There is much one can do in soggy times. One can start one’s annual re-reading of War and Peace, skipping the military battles one so disliked the first time round. One listen to the notion that Monopoly should last forever and that chess games should end quickly. One can cook Persian chicken with sour cherries to be served with red Himalayan rice and a nice Pinot Grogio. One can write a check to Magen David Adom or one’s charity of choice, such as the Heifer Project. One can watch a movie, though not the Vietnamese Buffalo Boy which is as soggy is all get out and possibly even more boring than the soporific The Scent of Green Papaya. My own choice would be the delightful Blame it Fidel.

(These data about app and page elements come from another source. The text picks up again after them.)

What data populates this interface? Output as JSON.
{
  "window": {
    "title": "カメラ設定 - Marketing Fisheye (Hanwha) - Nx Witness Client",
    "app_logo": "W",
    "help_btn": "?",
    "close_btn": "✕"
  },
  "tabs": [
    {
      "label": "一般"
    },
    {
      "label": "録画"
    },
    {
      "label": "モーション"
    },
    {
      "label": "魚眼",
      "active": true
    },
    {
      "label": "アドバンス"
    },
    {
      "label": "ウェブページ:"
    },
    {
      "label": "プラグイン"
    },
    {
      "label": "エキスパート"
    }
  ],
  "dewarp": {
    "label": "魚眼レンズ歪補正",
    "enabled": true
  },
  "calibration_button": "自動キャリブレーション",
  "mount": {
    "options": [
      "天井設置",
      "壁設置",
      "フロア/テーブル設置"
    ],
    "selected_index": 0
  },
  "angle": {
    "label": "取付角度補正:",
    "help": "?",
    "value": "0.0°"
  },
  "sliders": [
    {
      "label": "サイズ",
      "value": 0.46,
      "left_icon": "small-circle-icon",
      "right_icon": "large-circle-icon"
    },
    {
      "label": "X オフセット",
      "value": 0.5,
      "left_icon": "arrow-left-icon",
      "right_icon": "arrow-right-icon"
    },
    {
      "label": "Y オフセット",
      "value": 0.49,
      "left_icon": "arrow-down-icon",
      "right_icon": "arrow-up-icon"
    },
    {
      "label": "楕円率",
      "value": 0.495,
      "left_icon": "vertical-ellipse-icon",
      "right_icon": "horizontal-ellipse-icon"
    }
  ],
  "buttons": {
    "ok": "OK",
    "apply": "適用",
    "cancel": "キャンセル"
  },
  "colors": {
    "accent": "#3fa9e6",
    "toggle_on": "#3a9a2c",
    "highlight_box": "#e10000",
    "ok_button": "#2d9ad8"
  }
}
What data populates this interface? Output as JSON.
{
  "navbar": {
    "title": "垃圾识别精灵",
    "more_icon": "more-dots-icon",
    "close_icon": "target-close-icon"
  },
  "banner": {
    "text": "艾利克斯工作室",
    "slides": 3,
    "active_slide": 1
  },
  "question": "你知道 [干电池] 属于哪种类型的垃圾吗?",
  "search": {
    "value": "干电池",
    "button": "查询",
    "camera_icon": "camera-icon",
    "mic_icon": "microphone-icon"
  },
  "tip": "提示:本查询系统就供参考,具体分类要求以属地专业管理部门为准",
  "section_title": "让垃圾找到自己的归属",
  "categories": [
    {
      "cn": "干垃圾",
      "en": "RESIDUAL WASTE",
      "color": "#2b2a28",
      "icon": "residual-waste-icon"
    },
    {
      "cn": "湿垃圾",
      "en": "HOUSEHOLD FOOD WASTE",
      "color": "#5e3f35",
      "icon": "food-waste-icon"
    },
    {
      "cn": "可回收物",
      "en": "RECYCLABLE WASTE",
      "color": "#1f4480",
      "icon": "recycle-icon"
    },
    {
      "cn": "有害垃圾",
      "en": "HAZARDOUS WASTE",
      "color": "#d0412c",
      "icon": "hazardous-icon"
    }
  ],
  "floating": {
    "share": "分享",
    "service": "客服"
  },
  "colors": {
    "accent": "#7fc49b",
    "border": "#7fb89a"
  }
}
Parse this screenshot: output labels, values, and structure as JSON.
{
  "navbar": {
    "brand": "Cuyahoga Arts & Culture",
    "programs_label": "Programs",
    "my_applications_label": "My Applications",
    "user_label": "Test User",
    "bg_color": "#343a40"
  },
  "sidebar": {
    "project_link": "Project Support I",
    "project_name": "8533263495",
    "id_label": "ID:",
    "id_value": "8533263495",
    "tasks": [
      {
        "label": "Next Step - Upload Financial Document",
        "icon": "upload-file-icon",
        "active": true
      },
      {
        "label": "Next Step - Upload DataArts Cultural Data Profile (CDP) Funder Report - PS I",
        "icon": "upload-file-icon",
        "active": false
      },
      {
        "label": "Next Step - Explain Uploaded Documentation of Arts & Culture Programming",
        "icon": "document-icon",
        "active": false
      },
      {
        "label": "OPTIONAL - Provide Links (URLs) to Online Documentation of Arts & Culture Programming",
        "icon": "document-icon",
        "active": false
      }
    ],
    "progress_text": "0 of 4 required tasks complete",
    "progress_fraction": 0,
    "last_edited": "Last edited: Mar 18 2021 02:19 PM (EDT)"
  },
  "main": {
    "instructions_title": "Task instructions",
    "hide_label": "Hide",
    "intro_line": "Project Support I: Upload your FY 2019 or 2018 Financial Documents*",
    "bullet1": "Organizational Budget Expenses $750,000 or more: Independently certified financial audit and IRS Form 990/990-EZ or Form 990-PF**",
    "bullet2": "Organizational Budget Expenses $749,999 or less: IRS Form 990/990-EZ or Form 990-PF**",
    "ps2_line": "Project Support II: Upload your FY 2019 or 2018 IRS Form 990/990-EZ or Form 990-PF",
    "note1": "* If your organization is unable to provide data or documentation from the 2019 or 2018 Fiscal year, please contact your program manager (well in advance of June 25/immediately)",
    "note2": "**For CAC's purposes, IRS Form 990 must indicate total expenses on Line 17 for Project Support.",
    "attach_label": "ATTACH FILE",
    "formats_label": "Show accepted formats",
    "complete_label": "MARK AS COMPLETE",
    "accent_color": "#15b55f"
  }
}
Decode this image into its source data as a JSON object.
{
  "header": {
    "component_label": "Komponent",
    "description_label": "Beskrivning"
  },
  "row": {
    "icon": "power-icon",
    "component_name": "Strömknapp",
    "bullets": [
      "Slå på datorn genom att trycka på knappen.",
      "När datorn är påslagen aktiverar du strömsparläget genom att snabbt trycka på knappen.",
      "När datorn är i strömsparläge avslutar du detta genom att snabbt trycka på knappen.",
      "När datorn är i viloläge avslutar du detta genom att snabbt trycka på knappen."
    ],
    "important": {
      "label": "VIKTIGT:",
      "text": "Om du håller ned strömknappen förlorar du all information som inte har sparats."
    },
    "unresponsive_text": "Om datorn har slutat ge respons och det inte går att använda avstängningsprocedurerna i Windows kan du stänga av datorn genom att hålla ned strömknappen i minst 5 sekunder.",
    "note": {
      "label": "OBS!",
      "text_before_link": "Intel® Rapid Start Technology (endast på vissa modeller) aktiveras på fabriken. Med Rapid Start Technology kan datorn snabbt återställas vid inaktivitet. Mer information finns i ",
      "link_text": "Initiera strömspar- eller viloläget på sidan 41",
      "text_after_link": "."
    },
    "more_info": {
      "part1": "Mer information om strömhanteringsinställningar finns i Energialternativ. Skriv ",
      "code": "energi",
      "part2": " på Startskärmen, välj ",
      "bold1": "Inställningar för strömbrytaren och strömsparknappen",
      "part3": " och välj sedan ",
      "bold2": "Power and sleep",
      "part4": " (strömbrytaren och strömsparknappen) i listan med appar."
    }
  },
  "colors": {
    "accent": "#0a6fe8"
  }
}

When it rains incessantly, one can write distant friends real letters in handmade Italian paper, penned with a fountain pen loaded with J. Herbin ink. One can transfer all of the photos on one’s hard drive to Photobucket, Picasa or Flicker. One could study quantum physics, Sanskrit, The Art of War. Conversely, one can bake pear bread.
Butter a bread pan. Preheat oven to 350.
Take two mushy pears, peeled and seeded and squish them into a pulp
Add three peeled bananas and squish them into a pulp
Add one teaspoon double vanilla
Three tablespoons vegetable oil
Add one cup sugar
Add two eggs
Beat the above ingredient together. Reserve.
Sift together one and a half cups flour, one tablespoon baking powder, half teaspoon salt, one teaspoon Saigon cinnamon, half a teaspoon freshly grated nutmeg. fruit, flour and sugar mix. Beat thoroughly. Add one cup chopped English walnuts. Decorate with with rose geranium leaves. Pour mix into bread pan and bake for 50 minutes. Invite congenial friends for tea and serve with copious amounts of Lapsang Souchong. Do not discuss noise pollution or global politics.